6 tips to jump-start your volunteer efforts

A novel New Year’s resolution taught a Wells Fargo team member in Sacramento, California, six valuable lessons about volunteering.

For as long as she can remember, Melanie Tillotson of Sacramento, California, has been passionate about helping make her community a better place.

Her enthusiasm prompted friends and co-workers to approach her about volunteering. They would ask, “‘What’s a nonprofit that supports pets?’ or ‘Where can I volunteer with my kids?’” she says.

The Wells Fargo administrative assistant didn’t always have an answer, so a few years ago she made a New Year’s resolution to volunteer at a different nonprofit each week for a year. She named her goal: “52 weeks, 1 difference.”

“I had volunteered with different organizations but wanted to get a better idea of other opportunities we have locally,” she says. She also wanted to help other people have a better idea of what to expect when they volunteer.

The end of the year also is a time when she reflects on the challenges that exist in the world, which can make her feel a little hopeless. “Many people think, ‘What can I do? I’m just one person.’ But doing a small part in your piece of the world can make a difference and offset some of the bad,” she says.

Today when people ask her questions about volunteering, she says this is what she learned by volunteering every week for a year:

Tip 1 to volunteerism
Tip 2 to volunteerism
Tip 3 to volunteerism
Tip 4 to volunteerism
Tip 5 to volunteerism
Tip 6 to volunteerism

“To make sure my volunteering didn’t take away from time with my family, I found ways to involve them. I also spent a lot of time talking to my children about why community service is important,” says Melanie. “There were times that I missed out on other activities because I was scheduled to volunteer. But it is kind of like running . . . you wake up and start to talk yourself out of it. Once you do it, though, you feel great!”

During her 52-week project, Melanie’s volunteer activities included:

  • Serving Thanksgiving meals to homeless people with the Sacramento Kings.
  • Participating in a walk to honor American soldiers killed in combat in Iraq.
  • Doing administrative work with the American Foundation for Suicide Prevention.
  • Selling tickets at a fundraiser to benefit the Sacramento Children’s Home.
  • Collecting used bikes to donate to those in need.
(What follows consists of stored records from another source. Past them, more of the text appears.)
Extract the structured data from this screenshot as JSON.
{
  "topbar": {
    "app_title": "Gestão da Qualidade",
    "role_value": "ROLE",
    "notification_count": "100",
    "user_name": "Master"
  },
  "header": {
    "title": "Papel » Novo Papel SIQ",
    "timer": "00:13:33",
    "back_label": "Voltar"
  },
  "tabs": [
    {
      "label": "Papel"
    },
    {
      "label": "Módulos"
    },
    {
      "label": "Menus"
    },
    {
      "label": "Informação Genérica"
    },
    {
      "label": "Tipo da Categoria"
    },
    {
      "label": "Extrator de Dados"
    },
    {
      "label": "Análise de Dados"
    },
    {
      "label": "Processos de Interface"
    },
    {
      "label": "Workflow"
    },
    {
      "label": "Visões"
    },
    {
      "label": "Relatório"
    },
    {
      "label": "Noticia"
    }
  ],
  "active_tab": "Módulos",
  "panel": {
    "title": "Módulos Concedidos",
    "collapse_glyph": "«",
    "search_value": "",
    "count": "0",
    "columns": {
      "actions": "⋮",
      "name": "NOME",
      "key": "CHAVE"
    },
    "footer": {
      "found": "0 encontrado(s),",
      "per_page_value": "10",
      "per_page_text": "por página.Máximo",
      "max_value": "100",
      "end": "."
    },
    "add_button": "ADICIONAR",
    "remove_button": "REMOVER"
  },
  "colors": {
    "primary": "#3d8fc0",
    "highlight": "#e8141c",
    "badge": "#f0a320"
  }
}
Throughout her yearlong efforts, she came to realize that her passion is helping children. She and a friend are in the process of starting a nonprofit called SkateMD, with a mission to “heal hearts through skateboarding.” The one-on-one skateboard camps and clinics will empower children facing developmental, physical, emotional or family challenges through exercise, positive interactions and fun, while increasing tolerance and compassion in the community, Melanie says.
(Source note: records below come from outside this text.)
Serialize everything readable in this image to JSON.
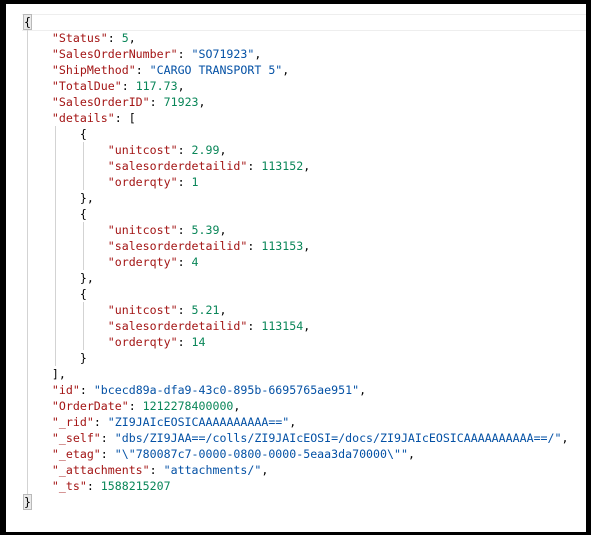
{
  "editor": {
    "colors": {
      "key": "#a31515",
      "string": "#0451a5",
      "number": "#098658"
    },
    "lines": [
      {
        "indent": 0,
        "tokens": [
          [
            "p",
            "{"
          ]
        ],
        "brace": true
      },
      {
        "indent": 1,
        "tokens": [
          [
            "key",
            "\"Status\""
          ],
          [
            "p",
            ": "
          ],
          [
            "num",
            "5"
          ],
          [
            "p",
            ","
          ]
        ]
      },
      {
        "indent": 1,
        "tokens": [
          [
            "key",
            "\"SalesOrderNumber\""
          ],
          [
            "p",
            ": "
          ],
          [
            "str",
            "\"SO71923\""
          ],
          [
            "p",
            ","
          ]
        ]
      },
      {
        "indent": 1,
        "tokens": [
          [
            "key",
            "\"ShipMethod\""
          ],
          [
            "p",
            ": "
          ],
          [
            "str",
            "\"CARGO TRANSPORT 5\""
          ],
          [
            "p",
            ","
          ]
        ]
      },
      {
        "indent": 1,
        "tokens": [
          [
            "key",
            "\"TotalDue\""
          ],
          [
            "p",
            ": "
          ],
          [
            "num",
            "117.73"
          ],
          [
            "p",
            ","
          ]
        ]
      },
      {
        "indent": 1,
        "tokens": [
          [
            "key",
            "\"SalesOrderID\""
          ],
          [
            "p",
            ": "
          ],
          [
            "num",
            "71923"
          ],
          [
            "p",
            ","
          ]
        ]
      },
      {
        "indent": 1,
        "tokens": [
          [
            "key",
            "\"details\""
          ],
          [
            "p",
            ": ["
          ]
        ]
      },
      {
        "indent": 2,
        "tokens": [
          [
            "p",
            "{"
          ]
        ]
      },
      {
        "indent": 3,
        "tokens": [
          [
            "key",
            "\"unitcost\""
          ],
          [
            "p",
            ": "
          ],
          [
            "num",
            "2.99"
          ],
          [
            "p",
            ","
          ]
        ]
      },
      {
        "indent": 3,
        "tokens": [
          [
            "key",
            "\"salesorderdetailid\""
          ],
          [
            "p",
            ": "
          ],
          [
            "num",
            "113152"
          ],
          [
            "p",
            ","
          ]
        ]
      },
      {
        "indent": 3,
        "tokens": [
          [
            "key",
            "\"orderqty\""
          ],
          [
            "p",
            ": "
          ],
          [
            "num",
            "1"
          ]
        ]
      },
      {
        "indent": 2,
        "tokens": [
          [
            "p",
            "},"
          ]
        ]
      },
      {
        "indent": 2,
        "tokens": [
          [
            "p",
            "{"
          ]
        ]
      },
      {
        "indent": 3,
        "tokens": [
          [
            "key",
            "\"unitcost\""
          ],
          [
            "p",
            ": "
          ],
          [
            "num",
            "5.39"
          ],
          [
            "p",
            ","
          ]
        ]
      },
      {
        "indent": 3,
        "tokens": [
          [
            "key",
            "\"salesorderdetailid\""
          ],
          [
            "p",
            ": "
          ],
          [
            "num",
            "113153"
          ],
          [
            "p",
            ","
          ]
        ]
      },
      {
        "indent": 3,
        "tokens": [
          [
            "key",
            "\"orderqty\""
          ],
          [
            "p",
            ": "
          ],
          [
            "num",
            "4"
          ]
        ]
      },
      {
        "indent": 2,
        "tokens": [
          [
            "p",
            "},"
          ]
        ]
      },
      {
        "indent": 2,
        "tokens": [
          [
            "p",
            "{"
          ]
        ]
      },
      {
        "indent": 3,
        "tokens": [
          [
            "key",
            "\"unitcost\""
          ],
          [
            "p",
            ": "
          ],
          [
            "num",
            "5.21"
          ],
          [
            "p",
            ","
          ]
        ]
      },
      {
        "indent": 3,
        "tokens": [
          [
            "key",
            "\"salesorderdetailid\""
          ],
          [
            "p",
            ": "
          ],
          [
            "num",
            "113154"
          ],
          [
            "p",
            ","
          ]
        ]
      },
      {
        "indent": 3,
        "tokens": [
          [
            "key",
            "\"orderqty\""
          ],
          [
            "p",
            ": "
          ],
          [
            "num",
            "14"
          ]
        ]
      },
      {
        "indent": 2,
        "tokens": [
          [
            "p",
            "}"
          ]
        ]
      },
      {
        "indent": 1,
        "tokens": [
          [
            "p",
            "],"
          ]
        ]
      },
      {
        "indent": 1,
        "tokens": [
          [
            "key",
            "\"id\""
          ],
          [
            "p",
            ": "
          ],
          [
            "str",
            "\"bcecd89a-dfa9-43c0-895b-6695765ae951\""
          ],
          [
            "p",
            ","
          ]
        ]
      },
      {
        "indent": 1,
        "tokens": [
          [
            "key",
            "\"OrderDate\""
          ],
          [
            "p",
            ": "
          ],
          [
            "num",
            "1212278400000"
          ],
          [
            "p",
            ","
          ]
        ]
      },
      {
        "indent": 1,
        "tokens": [
          [
            "key",
            "\"_rid\""
          ],
          [
            "p",
            ": "
          ],
          [
            "str",
            "\"ZI9JAIcEOSICAAAAAAAAAA==\""
          ],
          [
            "p",
            ","
          ]
        ]
      },
      {
        "indent": 1,
        "tokens": [
          [
            "key",
            "\"_self\""
          ],
          [
            "p",
            ": "
          ],
          [
            "str",
            "\"dbs/ZI9JAA==/colls/ZI9JAIcEOSI=/docs/ZI9JAIcEOSICAAAAAAAAAA==/\""
          ],
          [
            "p",
            ","
          ]
        ]
      },
      {
        "indent": 1,
        "tokens": [
          [
            "key",
            "\"_etag\""
          ],
          [
            "p",
            ": "
          ],
          [
            "str",
            "\"\\\"780087c7-0000-0800-0000-5eaa3da70000\\\"\""
          ],
          [
            "p",
            ","
          ]
        ]
      },
      {
        "indent": 1,
        "tokens": [
          [
            "key",
            "\"_attachments\""
          ],
          [
            "p",
            ": "
          ],
          [
            "str",
            "\"attachments/\""
          ],
          [
            "p",
            ","
          ]
        ]
      },
      {
        "indent": 1,
        "tokens": [
          [
            "key",
            "\"_ts\""
          ],
          [
            "p",
            ": "
          ],
          [
            "num",
            "1588215207"
          ]
        ]
      },
      {
        "indent": 0,
        "tokens": [
          [
            "p",
            "}"
          ]
        ],
        "brace": true
      }
    ]
  }
}
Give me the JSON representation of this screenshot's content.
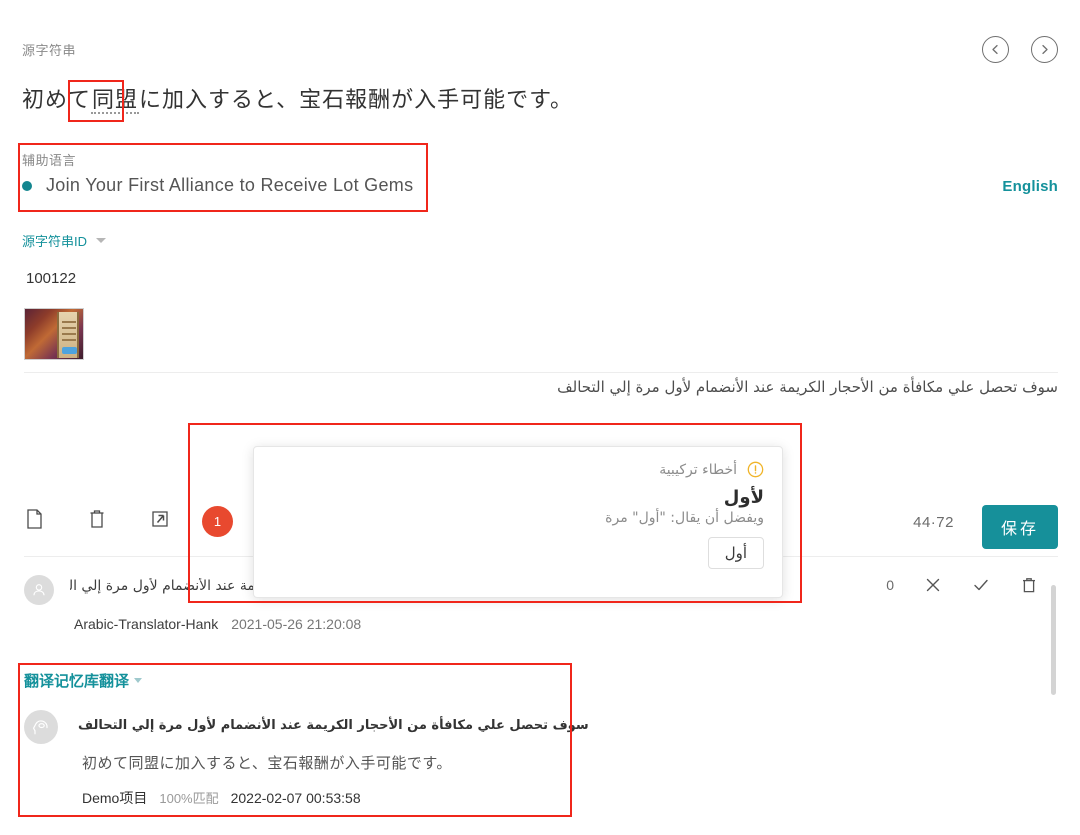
{
  "header": {
    "source_label": "源字符串",
    "prev_icon": "chevron-left-circle-icon",
    "next_icon": "chevron-right-circle-icon",
    "source_text_before": "初めて",
    "source_text_term": "同盟",
    "source_text_after": "に加入すると、宝石報酬が入手可能です。"
  },
  "auxiliary": {
    "label": "辅助语言",
    "text": "Join Your First Alliance to Receive Lot Gems",
    "language": "English",
    "dot_color": "#13868f"
  },
  "source_id": {
    "label": "源字符串ID",
    "value": "100122"
  },
  "arabic_source": "سوف تحصل علي مكافأة من الأحجار الكريمة عند الأنضمام لأول مرة إلي التحالف",
  "toolbar": {
    "copy_icon": "copy-icon",
    "delete_icon": "trash-icon",
    "expand_icon": "expand-arrow-icon",
    "badge_count": "1",
    "char_count": "44·72",
    "save_label": "保存",
    "save_color": "#16909a"
  },
  "tooltip": {
    "warning_icon": "warning-circle-icon",
    "heading": "أخطاء تركيبية",
    "term": "لأول",
    "suggestion": "ويفضل أن يقال: \"أول\" مرة",
    "chip_label": "أول"
  },
  "comment": {
    "avatar_icon": "user-avatar-icon",
    "text": "سوف تحصل علي مكافأة من الأحجار الكريمة عند الأنضمام لأول مرة إلي التحالف",
    "author": "Arabic-Translator-Hank",
    "timestamp": "2021-05-26 21:20:08",
    "vote_count": "0",
    "reject_icon": "x-icon",
    "approve_icon": "check-icon",
    "delete_icon": "trash-icon"
  },
  "translation_memory": {
    "title": "翻译记忆库翻译",
    "avatar_icon": "machine-translation-head-icon",
    "arabic": "سوف تحصل علي مكافأة من الأحجار الكريمة عند الأنضمام لأول مرة إلي التحالف",
    "japanese": "初めて同盟に加入すると、宝石報酬が入手可能です。",
    "project": "Demo项目",
    "match": "100%匹配",
    "date": "2022-02-07 00:53:58"
  }
}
“I tell people to really think about what they want to do. It’s so easy to focus on the bad news in the world, but we can do so much good when we volunteer,” says Melanie.

Melanie Tillotson made a resolution to volunteer every week for a year.
Melanie (far right) spent a year of volunteering at different nonprofits each week.